Maine is in a unique position with its highly regulated and monitored glass eel fishery to distinguish itself in a notorious and often dark global eel supply chain. Glass eels are the singular resource that supply all eel aquaculture farms throughout the world and are one of most valuable fisheries per pound in the US. To date Maines glass eel fishery has only been supplying overseas aquaculture players and their supply chains. American Unagi is changing the narrative by establishing a domestic aquaculture industry for eels to be raised here on the Maine coast, creating transparency and domestic connection in the supply chain. By challenging the current system’s norms and encouraging the supply chain to begin and end in Maine, it is American Unagi’s hope to forge a way forward for supporting sustainable fisheries and exceptional aquaculture practices for many years to come.
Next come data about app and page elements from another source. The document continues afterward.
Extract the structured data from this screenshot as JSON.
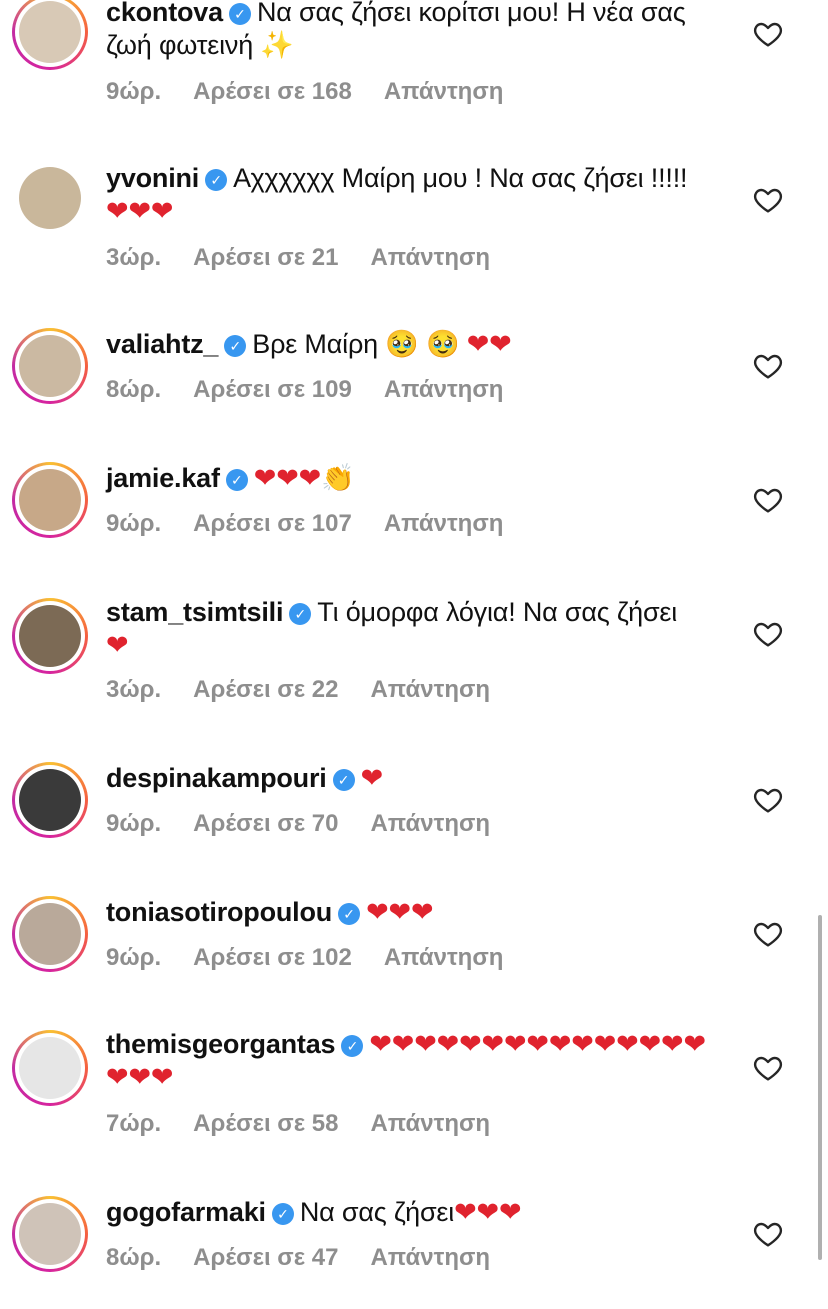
{
  "comments": [
    {
      "username": "ckontova",
      "text": "Να σας ζήσει κορίτσι μου! Η νέα σας ζωή φωτεινή ✨",
      "time": "9ώρ.",
      "likes": "Αρέσει σε 168",
      "reply": "Απάντηση",
      "avatar_color": "#d8c9b6"
    },
    {
      "username": "yvonini",
      "text": "Αχχχχχχ Μαίρη μου ! Να σας ζήσει !!!!! ❤❤❤",
      "time": "3ώρ.",
      "likes": "Αρέσει σε 21",
      "reply": "Απάντηση",
      "avatar_color": "#c9b79b"
    },
    {
      "username": "valiahtz_",
      "text": "Βρε Μαίρη 🥹 🥹 ❤❤",
      "time": "8ώρ.",
      "likes": "Αρέσει σε 109",
      "reply": "Απάντηση",
      "avatar_color": "#cbb9a2"
    },
    {
      "username": "jamie.kaf",
      "text": "❤❤❤👏",
      "time": "9ώρ.",
      "likes": "Αρέσει σε 107",
      "reply": "Απάντηση",
      "avatar_color": "#c7a888"
    },
    {
      "username": "stam_tsimtsili",
      "text": "Τι όμορφα λόγια! Να σας ζήσει ❤",
      "time": "3ώρ.",
      "likes": "Αρέσει σε 22",
      "reply": "Απάντηση",
      "avatar_color": "#7c6a55"
    },
    {
      "username": "despinakampouri",
      "text": "❤",
      "time": "9ώρ.",
      "likes": "Αρέσει σε 70",
      "reply": "Απάντηση",
      "avatar_color": "#3a3a3a"
    },
    {
      "username": "toniasotiropoulou",
      "text": "❤❤❤",
      "time": "9ώρ.",
      "likes": "Αρέσει σε 102",
      "reply": "Απάντηση",
      "avatar_color": "#b9a99a"
    },
    {
      "username": "themisgeorgantas",
      "text": "❤❤❤❤❤❤❤❤❤❤❤❤❤❤❤❤❤❤",
      "time": "7ώρ.",
      "likes": "Αρέσει σε 58",
      "reply": "Απάντηση",
      "avatar_color": "#e6e6e6"
    },
    {
      "username": "gogofarmaki",
      "text": "Να σας ζήσει❤❤❤",
      "time": "8ώρ.",
      "likes": "Αρέσει σε 47",
      "reply": "Απάντηση",
      "avatar_color": "#cfc3b8"
    }
  ],
  "icons": {
    "verified": "verified-check-icon",
    "like": "heart-outline-icon"
  },
  "colors": {
    "verified_blue": "#3897f0",
    "meta_gray": "#8e8e8e",
    "heart_red": "#e0232e"
  }
}
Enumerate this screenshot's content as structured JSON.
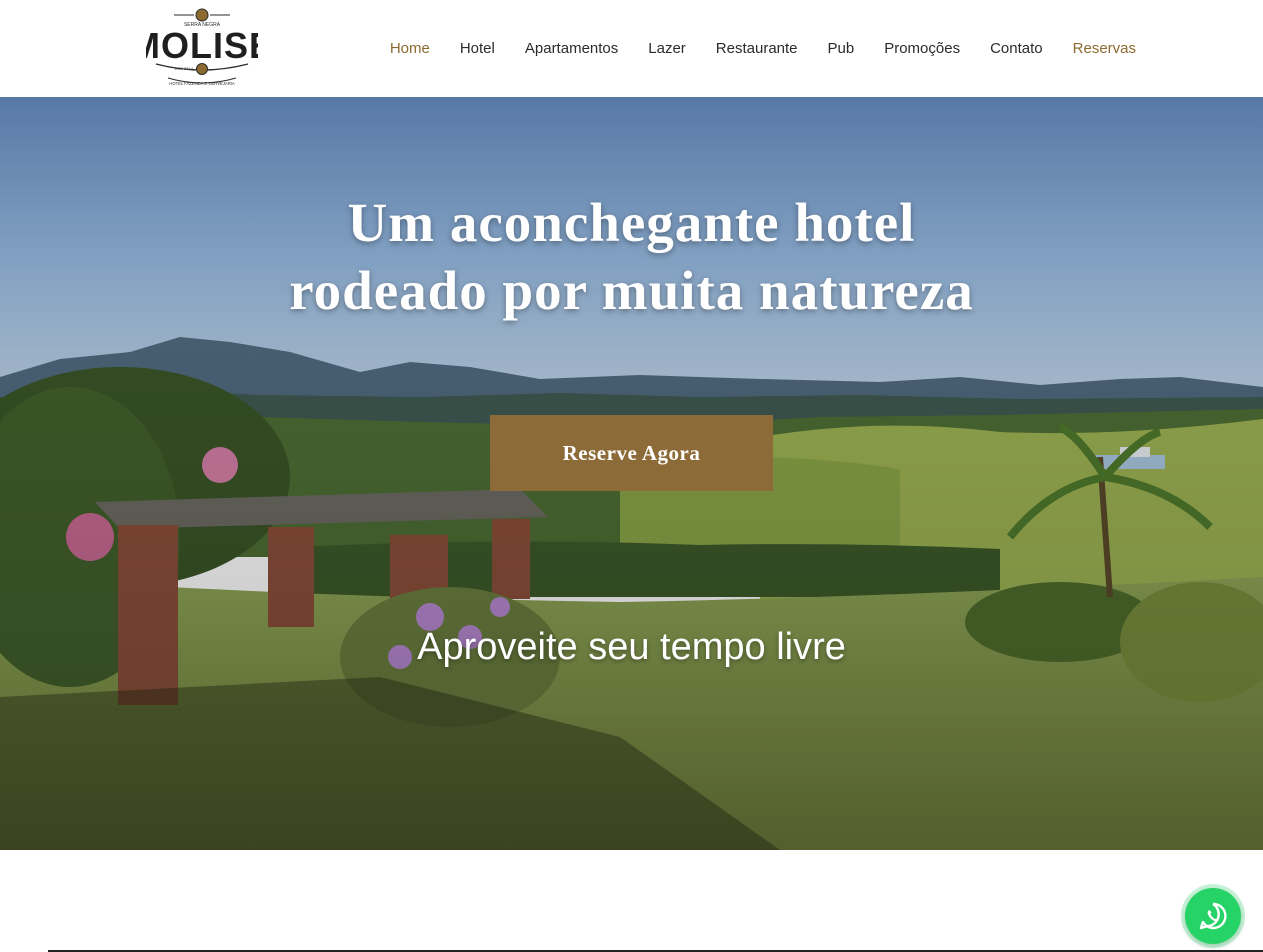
{
  "brand": {
    "name": "MOLISE",
    "top_text": "SERRA NEGRA",
    "est_text": "EST 2014",
    "bottom_text": "HOTEL FAZENDA E CERVEJARIA"
  },
  "nav": {
    "items": [
      {
        "label": "Home",
        "active": true
      },
      {
        "label": "Hotel"
      },
      {
        "label": "Apartamentos"
      },
      {
        "label": "Lazer"
      },
      {
        "label": "Restaurante"
      },
      {
        "label": "Pub"
      },
      {
        "label": "Promoções"
      },
      {
        "label": "Contato"
      },
      {
        "label": "Reservas",
        "highlight": true
      }
    ]
  },
  "hero": {
    "title_line1": "Um aconchegante hotel",
    "title_line2": "rodeado por muita natureza",
    "cta_label": "Reserve Agora",
    "subtitle": "Aproveite seu tempo livre"
  },
  "colors": {
    "accent": "#8c6b30",
    "button": "#8c6b38",
    "whatsapp": "#25d366"
  },
  "floating": {
    "whatsapp_icon": "whatsapp-icon"
  }
}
Sara has a nearly 20-year aquaculture career earning a degree in Fisheries and Aquaculture from Auburn University. Aquaculture development quickly became the focal point of her career and upon graduation, she immediately dove in with Auburn’s US-AID aquaculture development in Uganda. Rademaker’s career has spanned aquaculture production, R&D, and education focusing on a variety of species ranging from microalgae to tilapia. Her work has taken her to multiple continents working on projects from large-scale production facilities to micro-aquaculture businesses operated by students. First connecting to Maine as an Americorps volunteer, it was only a matter of time before she was deeply entrenched in Maine’s aquaculture and fishing communities. Beginning in 2014, Rademaker pursued eel aquaculture and founded American Unagi, deploying years of aquaculture experience to grow a Maine based US business producing the highest quality fish for the US and global consumer while creating transparency in the supply chain.